▸ Work request:
Find every line below that contains the word "verified" and copy it out.

▸ Data listing:
[Start of section]
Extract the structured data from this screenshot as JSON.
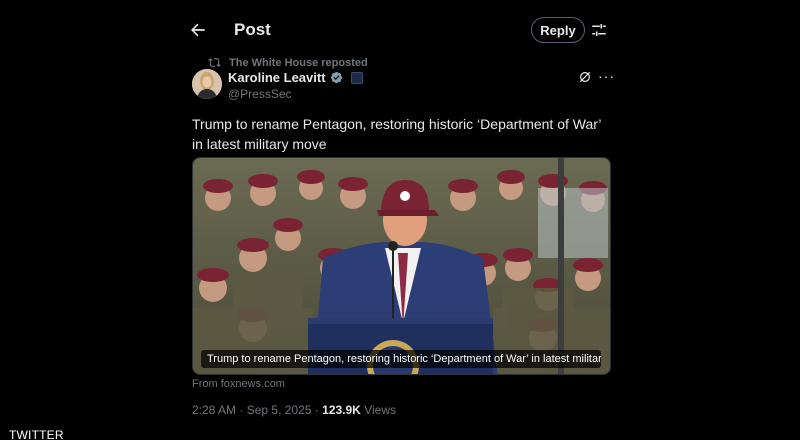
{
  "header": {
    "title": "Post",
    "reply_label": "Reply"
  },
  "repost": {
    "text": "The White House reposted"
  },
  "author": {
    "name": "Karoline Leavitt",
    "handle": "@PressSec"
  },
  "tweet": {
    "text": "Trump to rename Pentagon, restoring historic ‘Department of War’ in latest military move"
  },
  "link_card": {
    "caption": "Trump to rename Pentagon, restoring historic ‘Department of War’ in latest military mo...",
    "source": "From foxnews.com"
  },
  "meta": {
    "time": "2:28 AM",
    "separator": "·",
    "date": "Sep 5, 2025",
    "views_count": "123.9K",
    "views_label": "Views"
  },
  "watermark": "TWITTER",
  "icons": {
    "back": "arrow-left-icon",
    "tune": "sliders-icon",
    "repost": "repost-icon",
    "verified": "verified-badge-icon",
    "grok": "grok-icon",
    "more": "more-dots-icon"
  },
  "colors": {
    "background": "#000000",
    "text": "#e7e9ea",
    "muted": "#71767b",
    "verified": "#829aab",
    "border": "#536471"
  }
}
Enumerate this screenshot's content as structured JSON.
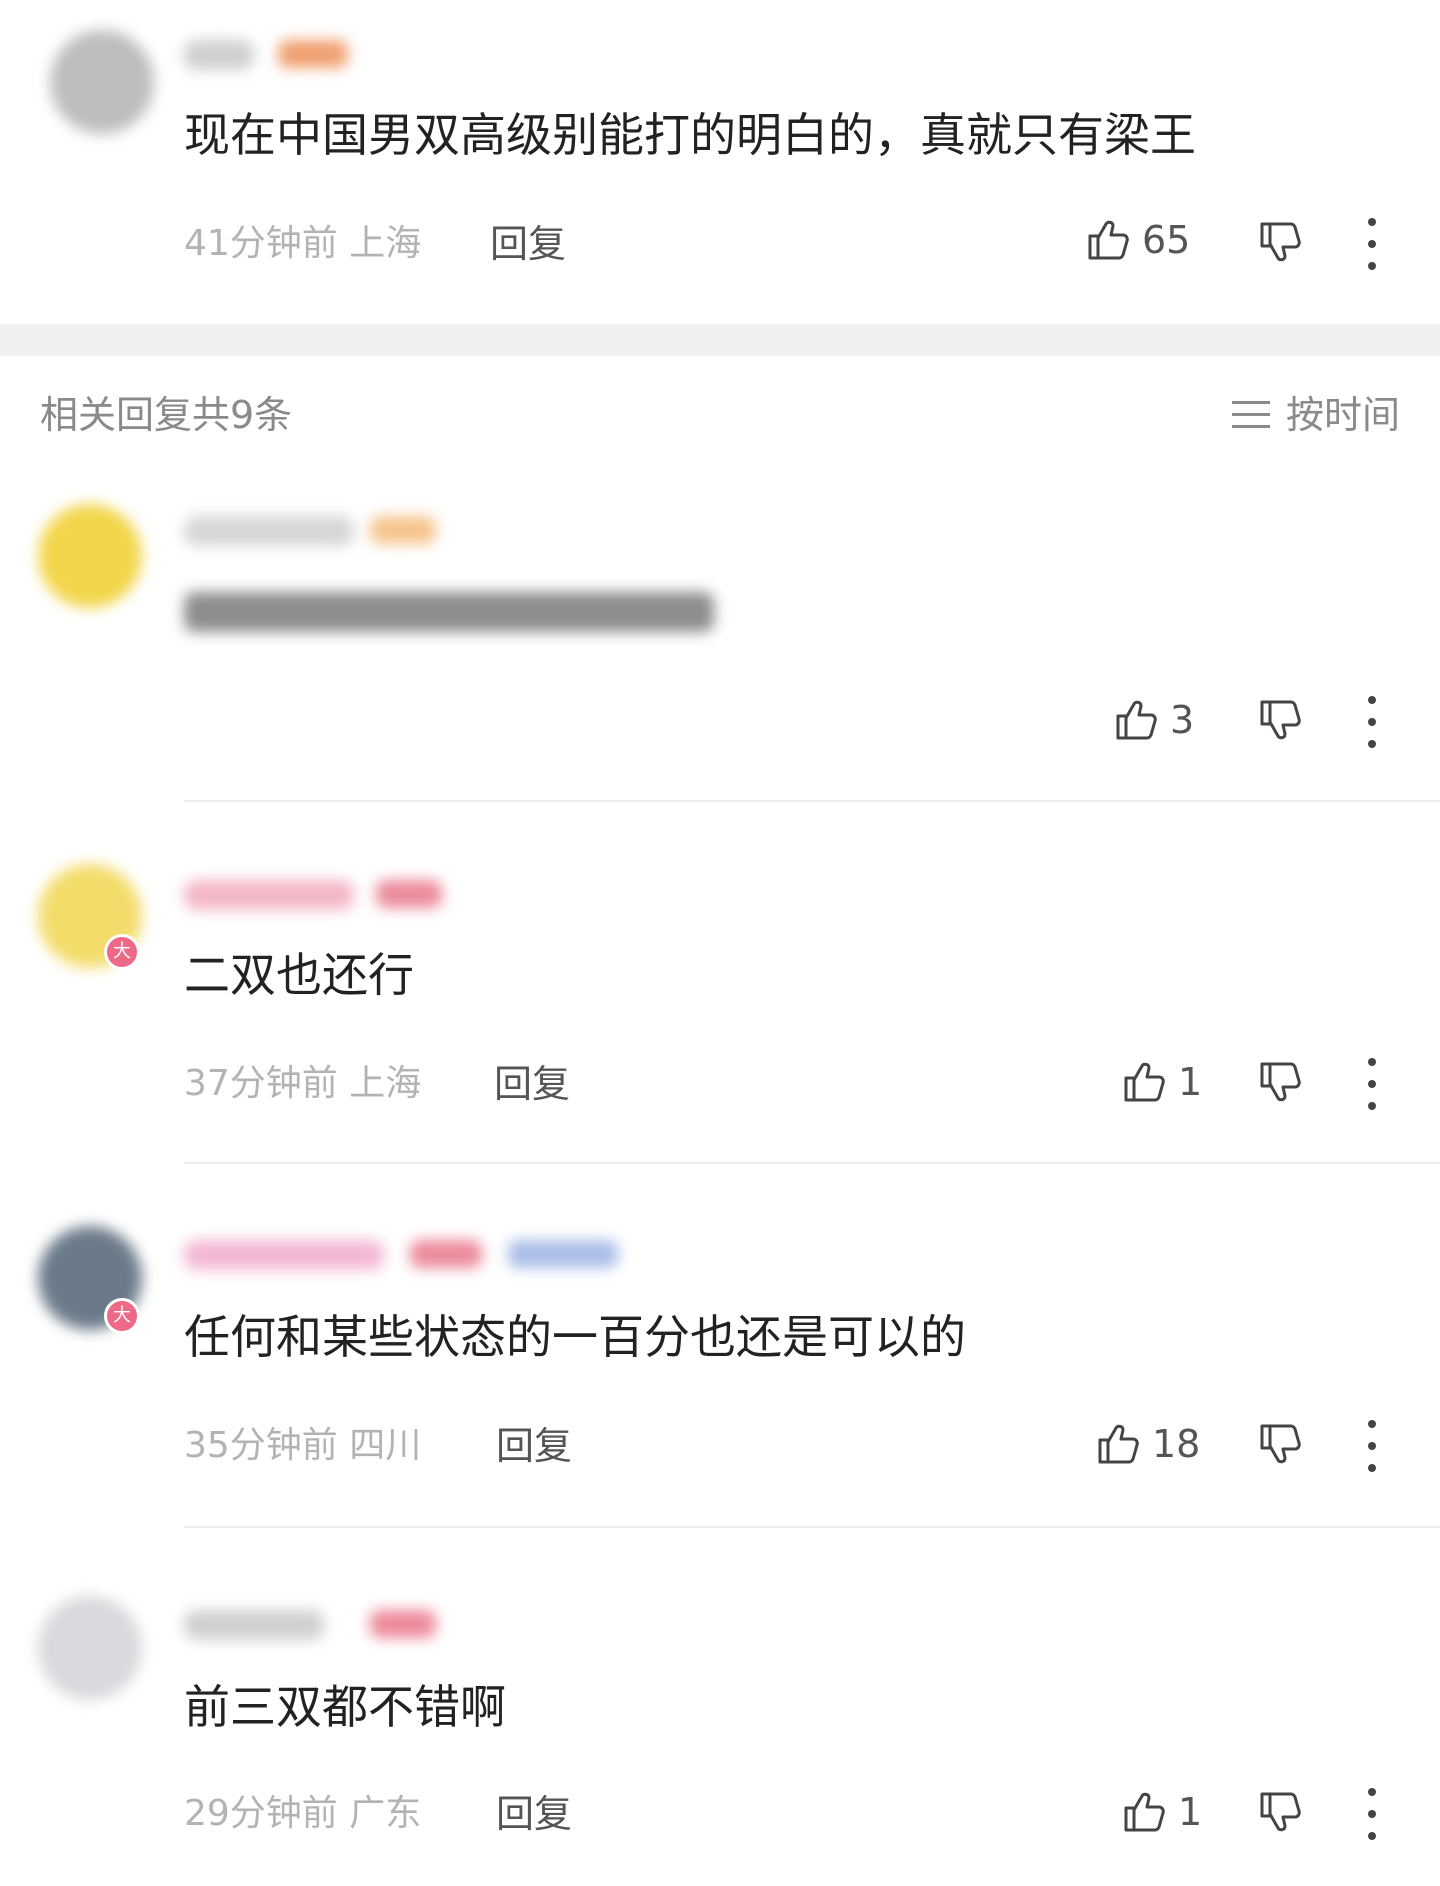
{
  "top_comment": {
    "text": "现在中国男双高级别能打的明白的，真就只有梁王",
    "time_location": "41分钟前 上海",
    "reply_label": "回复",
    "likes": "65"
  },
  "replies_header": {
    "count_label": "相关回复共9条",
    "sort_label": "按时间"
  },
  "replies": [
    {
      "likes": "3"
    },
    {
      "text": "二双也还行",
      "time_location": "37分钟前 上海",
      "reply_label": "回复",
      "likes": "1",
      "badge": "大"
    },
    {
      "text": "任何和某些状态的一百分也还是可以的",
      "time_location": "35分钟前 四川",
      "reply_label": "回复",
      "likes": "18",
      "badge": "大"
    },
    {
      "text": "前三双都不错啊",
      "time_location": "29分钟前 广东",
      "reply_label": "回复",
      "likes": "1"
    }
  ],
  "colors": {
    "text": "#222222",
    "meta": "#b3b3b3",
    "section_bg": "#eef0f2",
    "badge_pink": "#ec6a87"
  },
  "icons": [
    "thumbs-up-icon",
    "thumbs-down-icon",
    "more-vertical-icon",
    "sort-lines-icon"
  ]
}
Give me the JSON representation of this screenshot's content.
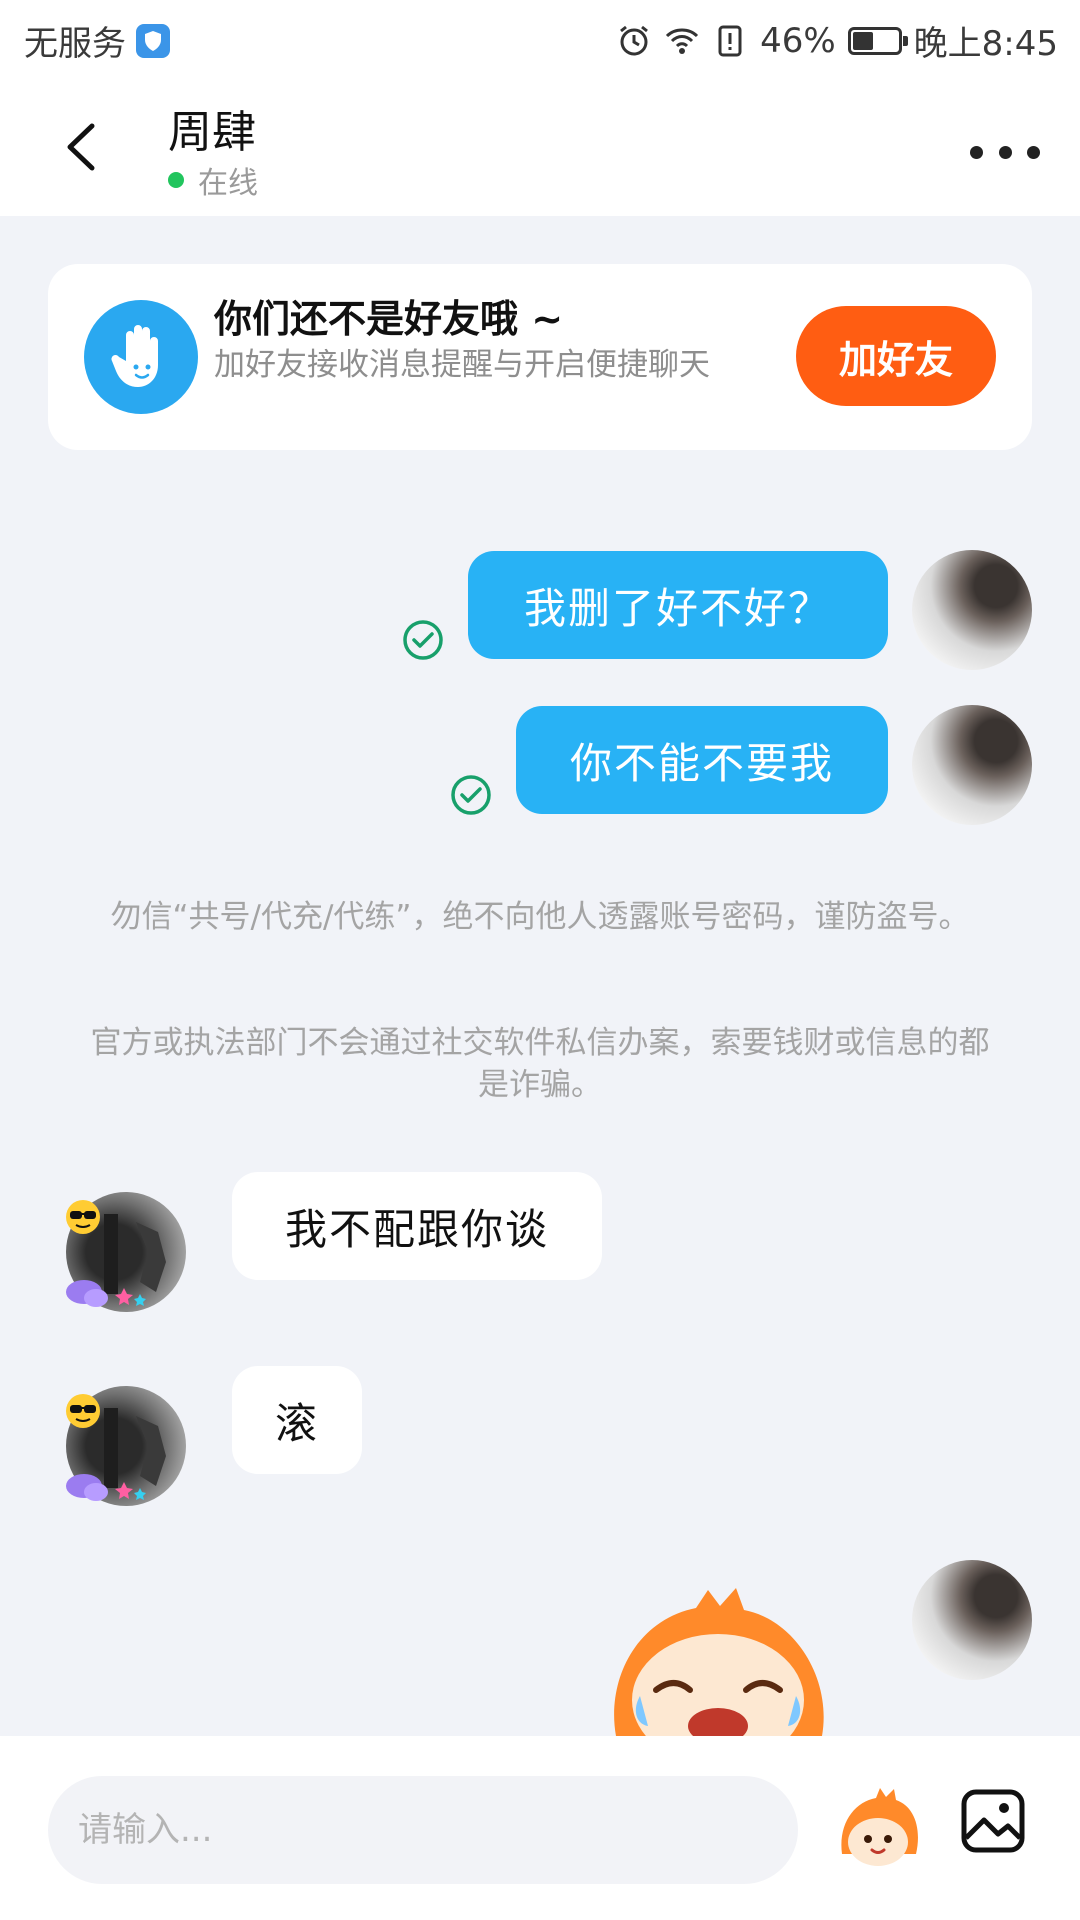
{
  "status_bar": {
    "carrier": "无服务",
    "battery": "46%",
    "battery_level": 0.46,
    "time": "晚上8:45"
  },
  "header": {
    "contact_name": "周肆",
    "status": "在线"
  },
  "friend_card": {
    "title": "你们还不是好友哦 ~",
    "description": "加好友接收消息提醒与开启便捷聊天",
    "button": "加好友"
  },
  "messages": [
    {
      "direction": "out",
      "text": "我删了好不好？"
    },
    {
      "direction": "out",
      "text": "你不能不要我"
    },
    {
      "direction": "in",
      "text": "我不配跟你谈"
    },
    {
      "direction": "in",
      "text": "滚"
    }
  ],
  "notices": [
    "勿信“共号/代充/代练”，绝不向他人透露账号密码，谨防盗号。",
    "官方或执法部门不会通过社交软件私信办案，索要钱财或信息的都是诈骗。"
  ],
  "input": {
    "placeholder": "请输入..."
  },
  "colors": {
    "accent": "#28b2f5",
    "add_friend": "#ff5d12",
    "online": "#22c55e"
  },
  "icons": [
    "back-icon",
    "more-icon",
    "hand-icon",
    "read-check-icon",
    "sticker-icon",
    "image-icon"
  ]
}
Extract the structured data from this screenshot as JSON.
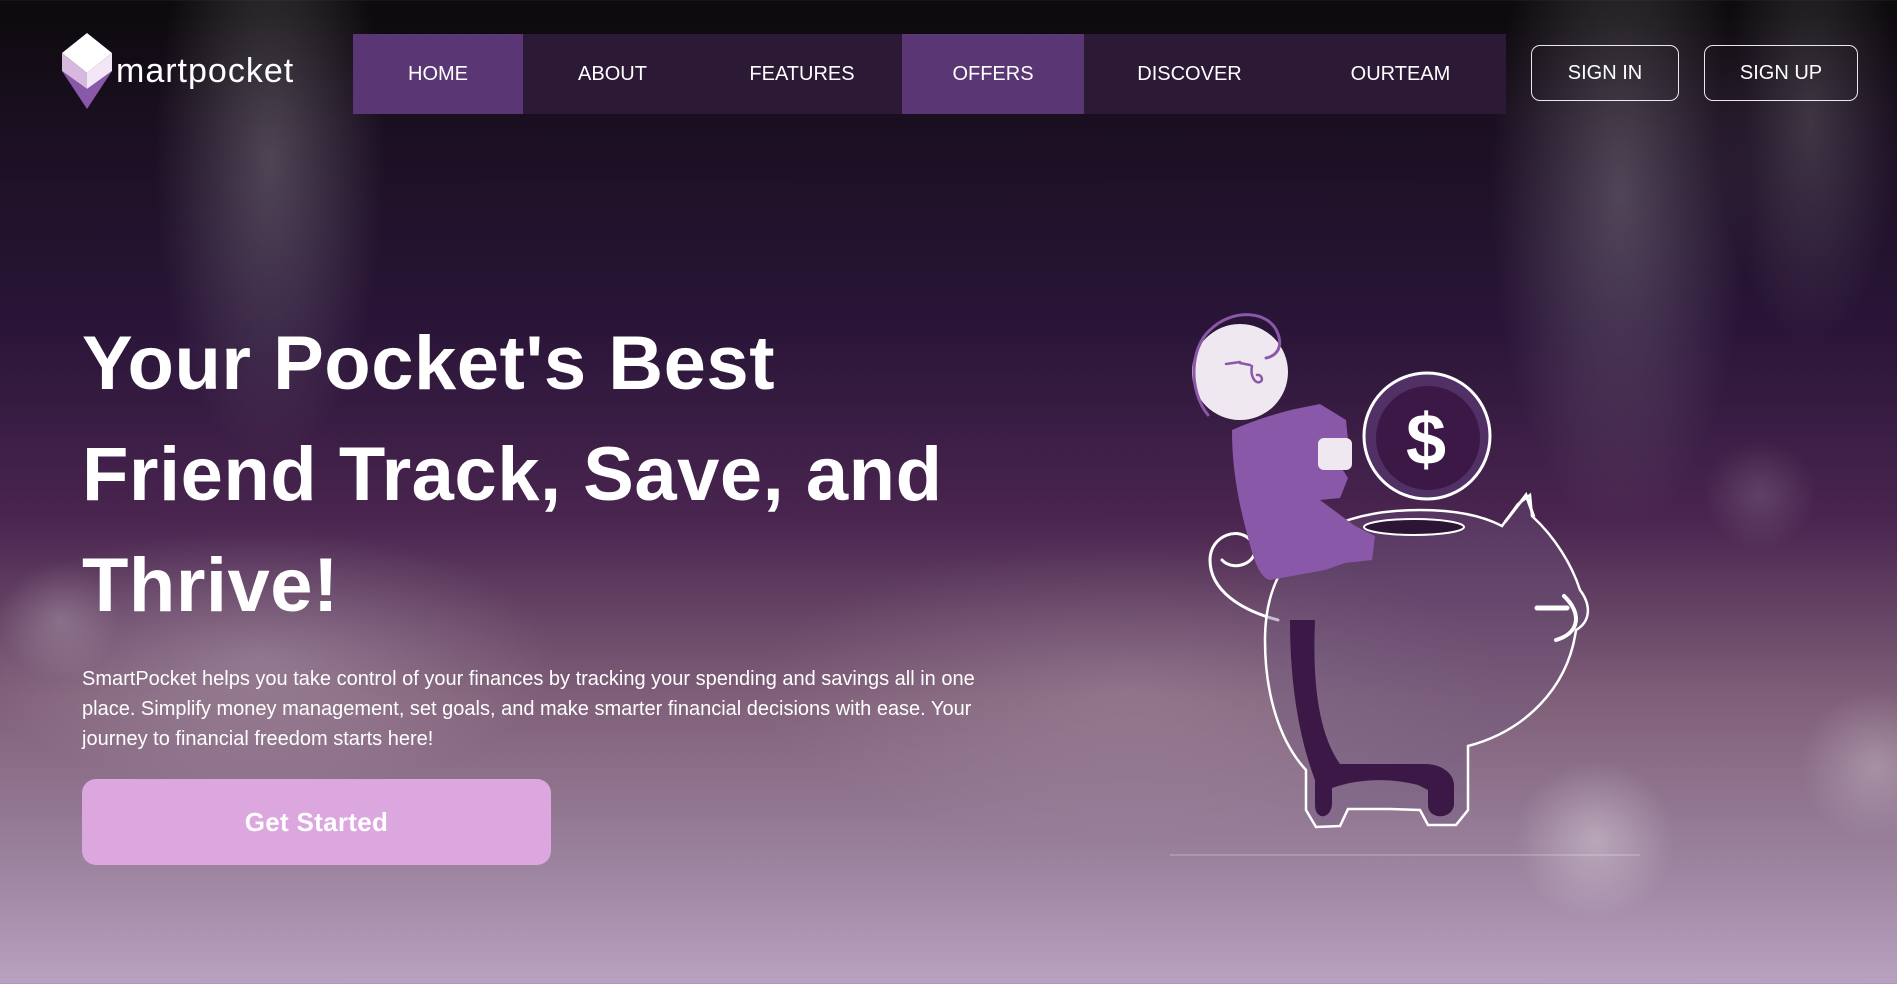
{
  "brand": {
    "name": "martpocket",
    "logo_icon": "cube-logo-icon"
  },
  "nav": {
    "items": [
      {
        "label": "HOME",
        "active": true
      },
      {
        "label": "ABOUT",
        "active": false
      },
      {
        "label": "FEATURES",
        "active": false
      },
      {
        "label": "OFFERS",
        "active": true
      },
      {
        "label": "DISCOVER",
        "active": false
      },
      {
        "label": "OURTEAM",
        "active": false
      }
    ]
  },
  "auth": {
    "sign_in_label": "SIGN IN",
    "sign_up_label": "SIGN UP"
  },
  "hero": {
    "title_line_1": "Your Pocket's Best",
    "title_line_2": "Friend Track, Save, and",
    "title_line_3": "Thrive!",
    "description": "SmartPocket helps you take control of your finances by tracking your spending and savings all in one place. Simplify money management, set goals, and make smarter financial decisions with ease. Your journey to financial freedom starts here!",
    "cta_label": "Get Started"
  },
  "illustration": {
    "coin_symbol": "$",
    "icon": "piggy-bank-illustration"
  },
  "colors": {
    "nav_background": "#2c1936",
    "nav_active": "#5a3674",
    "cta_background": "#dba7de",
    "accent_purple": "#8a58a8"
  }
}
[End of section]
▸ Finished task:
    "verified": "verified-badge-icon",
    "verified": "#829aab",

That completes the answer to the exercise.